|Wolfenstein rewrites history|
The Vietnam War has had a number of games based around it.
The Battlefield series went there,
and the Shell Shock games are set
during that war. World War One and trench warfare was the setting for Iron Storm, but that was placed in an
alternate reality where the war never ended and it was 1964. The Wolfenstein series is taking a similar
route with its next game, where the main character B.J. Blazkowicz is still
fighting the Nazis in 1960. Some alternate history games are excellent, see the
Wolfenstein games, some are less so,
see Turning Point: Fall of Liberty. If
you prefer things to be a bit more true to life, then head to the war in
Afghanistan with the Russian made game 9th
Company; or fight against the Russians in that war with Rambo III, which may be a less accurate representation.
|Turning Point: and a poor attempt at alt history|
It seems post WW1 only gets a look in shooting game wise, as
before this time guns didn’t hold much ammo, which took an age to load, and
there wasn’t much in the way of tanks or long range weapons either. This type
of warfare seems to fit better with large map based strategy games. Ancient
Rome, to the Crusades, to the Napoleonic Wars, World War Two and beyond has
been fodder for strategy enthusiasts, but First Person Shooters not so much.
For an example of how these wars just don’t work as FPS’s, pick up Gods and Generals, which was set during
the American Civil War and based on the movie of the same name. Once your slow
firing pistol and musket were out of ammo you were left in an open field
brandishing your sword like an idiot, though not as idiotic as some of the AI
in the game.
|Warrior of Rome II on the MegaDrive|
|View the Hell that was the American Civil War|
5) Korean War
|Sam Fisher was banned in South Korea|
|M.A.S.H. on the Atari 2600|
4) Chaco WarThis was the bloodiest war fought on South America soil in the twentieth century. Two Paraguayans and three Bolivians died for every square mile of the disputed territory. It was between two of the regions poorest countries, who were both desperate to control the Chaco area because it was thought to be rich in oil deposits.
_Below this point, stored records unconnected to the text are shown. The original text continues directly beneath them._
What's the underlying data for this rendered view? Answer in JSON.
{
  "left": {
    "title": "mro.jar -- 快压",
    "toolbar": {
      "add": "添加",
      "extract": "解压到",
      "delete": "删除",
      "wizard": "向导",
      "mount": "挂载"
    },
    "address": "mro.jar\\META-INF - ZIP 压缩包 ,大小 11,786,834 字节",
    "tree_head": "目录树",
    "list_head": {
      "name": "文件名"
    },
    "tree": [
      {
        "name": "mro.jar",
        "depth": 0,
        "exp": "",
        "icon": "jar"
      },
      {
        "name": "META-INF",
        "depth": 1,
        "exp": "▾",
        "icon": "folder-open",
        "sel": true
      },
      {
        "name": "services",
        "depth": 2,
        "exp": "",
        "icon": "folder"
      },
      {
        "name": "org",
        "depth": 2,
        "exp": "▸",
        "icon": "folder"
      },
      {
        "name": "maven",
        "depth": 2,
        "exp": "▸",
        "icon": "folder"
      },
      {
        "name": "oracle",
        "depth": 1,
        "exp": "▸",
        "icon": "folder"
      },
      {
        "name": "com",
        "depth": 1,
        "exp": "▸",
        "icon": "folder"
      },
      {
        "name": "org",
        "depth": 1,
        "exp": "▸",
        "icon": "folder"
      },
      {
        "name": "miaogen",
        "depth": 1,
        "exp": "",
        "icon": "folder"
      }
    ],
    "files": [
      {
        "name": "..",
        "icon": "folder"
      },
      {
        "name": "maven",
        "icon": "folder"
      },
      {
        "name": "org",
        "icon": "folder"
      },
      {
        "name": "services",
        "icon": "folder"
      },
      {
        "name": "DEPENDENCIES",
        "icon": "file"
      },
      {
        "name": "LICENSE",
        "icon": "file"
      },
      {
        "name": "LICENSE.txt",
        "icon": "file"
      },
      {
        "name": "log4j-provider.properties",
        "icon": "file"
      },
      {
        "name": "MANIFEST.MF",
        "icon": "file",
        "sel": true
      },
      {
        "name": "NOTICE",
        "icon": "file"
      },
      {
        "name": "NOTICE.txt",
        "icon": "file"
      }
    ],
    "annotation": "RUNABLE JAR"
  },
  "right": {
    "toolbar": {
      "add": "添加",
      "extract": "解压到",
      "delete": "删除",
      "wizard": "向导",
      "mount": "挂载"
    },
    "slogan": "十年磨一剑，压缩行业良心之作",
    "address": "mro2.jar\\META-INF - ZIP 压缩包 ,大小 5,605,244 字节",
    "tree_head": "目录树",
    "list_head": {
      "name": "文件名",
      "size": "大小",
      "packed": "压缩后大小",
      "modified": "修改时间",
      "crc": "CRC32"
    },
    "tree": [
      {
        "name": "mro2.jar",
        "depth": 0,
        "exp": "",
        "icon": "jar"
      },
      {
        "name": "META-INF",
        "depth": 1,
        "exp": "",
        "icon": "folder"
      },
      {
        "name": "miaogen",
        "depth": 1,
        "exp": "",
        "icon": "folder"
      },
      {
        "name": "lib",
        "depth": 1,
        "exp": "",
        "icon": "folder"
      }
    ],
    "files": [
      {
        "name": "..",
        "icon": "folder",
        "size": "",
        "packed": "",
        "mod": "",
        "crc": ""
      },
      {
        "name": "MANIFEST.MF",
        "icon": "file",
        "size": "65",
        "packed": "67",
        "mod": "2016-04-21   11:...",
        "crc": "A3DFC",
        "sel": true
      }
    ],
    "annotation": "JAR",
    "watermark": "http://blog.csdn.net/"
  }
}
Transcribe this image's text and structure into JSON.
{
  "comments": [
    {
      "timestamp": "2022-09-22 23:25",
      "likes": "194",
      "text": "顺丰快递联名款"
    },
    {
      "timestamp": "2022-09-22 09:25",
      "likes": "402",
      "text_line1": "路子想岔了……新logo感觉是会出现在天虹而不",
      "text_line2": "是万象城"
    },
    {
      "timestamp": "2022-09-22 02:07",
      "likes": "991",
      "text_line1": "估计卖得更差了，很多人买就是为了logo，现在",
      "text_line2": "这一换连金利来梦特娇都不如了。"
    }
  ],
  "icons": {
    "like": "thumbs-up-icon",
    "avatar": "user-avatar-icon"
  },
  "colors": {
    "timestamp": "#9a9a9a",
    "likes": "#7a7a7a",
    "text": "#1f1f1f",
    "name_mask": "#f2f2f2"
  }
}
The large oil companies of the time had interest in the region also and behind the scenes would have supported one side or the other. This war was the first time aerial warfare had come to South America, though in some very old obsolete planes. The population of Paraguay was a third of Bolivia’s, but it managed its war effort better and came out on top by the time a Peace Treaty was signed in 1938. The war was fought in a very arid region, often soldiers died more from lack of water and from disease than from the enemy. The importance of gaining accurate supplies from the air was crucial to the outcome of some battles. The region is still a bit of a powder keg today, as the U.S. want to build a base there to oversee ‘humanitarian’ efforts in nearby Argentina.
3) Algerian War of Independence
|Indy visited Algeria, but mostly to chat up women|
2) Second Congo War, or Africa’s First World War
|Star of Africa on the C64|
1) Indochina War
|Conflict in Vietnam on the Apple II|
There isn’t a year in the twentieth century were two opposing forces didn’t come to blows. It seems strange that only a fraction of these events are used as source material for videogames. What do people think? Are there other conflicts which could lend themselves to a videogame interpretation above the five just mentioned? Should developers steer clear of real world conflicts and instead put their energies into imagined scenarios featuring made up armies? Is portraying a conflict in a First Person Shooter somehow worse than moving a battalion from one hex to another on a map? Shooting games are massive sellers. Books and movies based around war are hugely popular. So is it possible to marry the two without being labelled as exploitative? Right now, I’m not so sure.